If a student has been convicted of selling or possessing illegal drugs as previously described, they cannot be awarded Title IV aid. The chart below illustrates the period of ineligibility for federal financial aid programs. Please note that eligibility is dependent upon the nature of the conviction and the number of prior offenses.
|Possession of Illegal Drugs||Sale of Illegal Drugs|
|First Offense||1 year from date of conviction||2 years from date of conviction|
|Second Offense||2 years from date of conviction||Indefinite Period|
|Third or More Offenses||Indefinite Period||Indefinite Period|
Pursuant to federal law, a conviction for the sale of drugs includes convictions for conspiring to sell drugs. Moreover, those students convicted of both selling and possessing illegal drugs will be subject to ineligibility for the longer period as prescribed under the circumstances.
If a student is convicted of a drug offense after receiving federal aid, the student must notify the Office of Student Financial Assistance immediately. That student will cease to be eligible for further financial aid and will be required to self-certify their eligibility for federal aid with regard to drug convictions by answering item number 23 on the FAFSA.
The FAFSA includes a question that asks, “Have you been convicted for the possession or sale of illegal drugs for an offense that occurred while you were receiving federal student aid.” Students must answer this question. If the answer is “yes” to this question, the student will be provided with an additional worksheet to determine if they are currently eligible for federal student aid. The worksheet for 2020-2021 is available at https://ifap.ed.gov/sites/default/files/attachments/2019-10/20202021StudentAidEligibilityWorkshtforQuestion23EN.pdf.
A student regains eligibility the day after the period of ineligibility ends or when the student successfully completes a qualified drug rehabilitation program. Further drug convictions will make the student ineligible again for federal financial aid programs.
Students denied eligibility for an indefinite period can regain it only after successfully completing a rehabilitation program as described below. Furthermore, eligibility can be regained if a conviction is reversed, set aside, or removed from the student’s record so that fewer than two convictions for the sale or three convictions for the possession of illegal drugs remain on the student’s record. In such cases, the nature and dates of the remaining convictions will determine when the student regains eligibility.
It is the student's responsibility to certify to the Office of Student Financial Assistance the date of the conviction and if (s)he has completed a qualified drug rehabilitation program.
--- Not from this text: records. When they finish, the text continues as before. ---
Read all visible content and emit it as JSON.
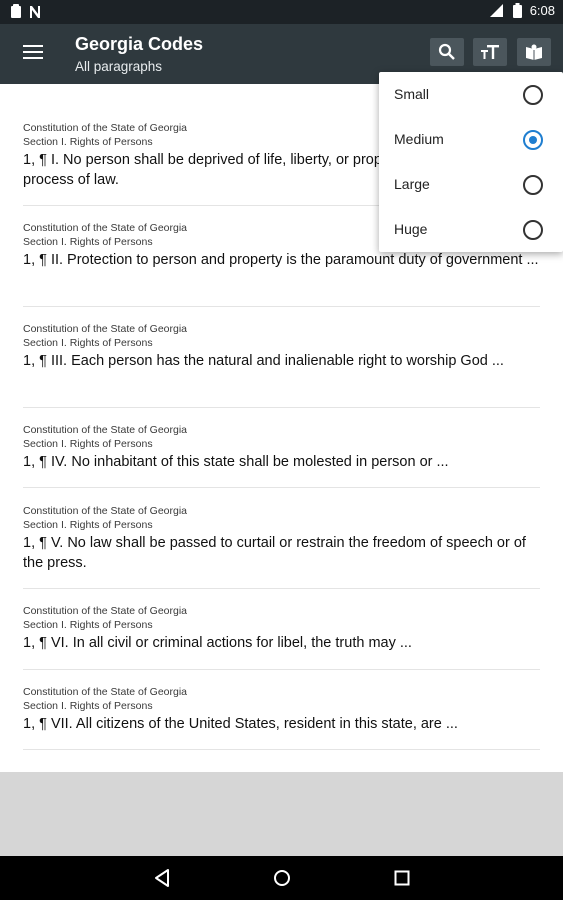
{
  "status_bar": {
    "time": "6:08",
    "left_icons": [
      "clipboard-icon",
      "n-notification-icon"
    ],
    "right_icons": [
      "signal-icon",
      "battery-icon"
    ]
  },
  "app_bar": {
    "title": "Georgia Codes",
    "subtitle": "All paragraphs",
    "actions": [
      "search-icon",
      "text-size-icon",
      "book-icon"
    ]
  },
  "paragraphs": [
    {
      "source": "Constitution of the State of Georgia",
      "section": "Section I. Rights of Persons",
      "text": "1, ¶ I. No person shall be deprived of life, liberty, or property except by due process of law."
    },
    {
      "source": "Constitution of the State of Georgia",
      "section": "Section I. Rights of Persons",
      "text": "1, ¶ II. Protection to person and property is the paramount duty of government ..."
    },
    {
      "source": "Constitution of the State of Georgia",
      "section": "Section I. Rights of Persons",
      "text": "1, ¶ III. Each person has the natural and inalienable right to worship God ..."
    },
    {
      "source": "Constitution of the State of Georgia",
      "section": "Section I. Rights of Persons",
      "text": "1, ¶ IV. No inhabitant of this state shall be molested in person or ..."
    },
    {
      "source": "Constitution of the State of Georgia",
      "section": "Section I. Rights of Persons",
      "text": "1, ¶ V. No law shall be passed to curtail or restrain the freedom of speech or of the press."
    },
    {
      "source": "Constitution of the State of Georgia",
      "section": "Section I. Rights of Persons",
      "text": "1, ¶ VI. In all civil or criminal actions for libel, the truth may ..."
    },
    {
      "source": "Constitution of the State of Georgia",
      "section": "Section I. Rights of Persons",
      "text": "1, ¶ VII. All citizens of the United States, resident in this state, are ..."
    }
  ],
  "text_size_menu": {
    "options": [
      {
        "label": "Small",
        "selected": false
      },
      {
        "label": "Medium",
        "selected": true
      },
      {
        "label": "Large",
        "selected": false
      },
      {
        "label": "Huge",
        "selected": false
      }
    ],
    "accent_color": "#1f7ed0"
  },
  "colors": {
    "app_bar": "#2f393e",
    "status_bar": "#1c2226",
    "action_button": "#4b565c"
  },
  "nav_bar": {
    "buttons": [
      "back-icon",
      "home-icon",
      "recents-icon"
    ]
  }
}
For purposes of financial aid eligibility, a qualified drug rehabilitation program must include at least two unannounced drug tests and must satisfy at least one of the following requirements:
- Be qualified to receive funds directly or indirectly from a federal, state, or local government program.
- Be qualified to receive payment directly or indirectly from a federally or state licensed insurance company.
- Be administered or recognized by a federal, state, or local government agency or court.
- Be administered or recognized by a federally or state-licensed hospital, health clinic, or medical doctor.
For more information regarding illegal drug convictions and financial aid eligibility, please visit the Frequently Asked Question section of the Free Application for Federal Student Aid (FAFSA) website at fafsa.ed.gov.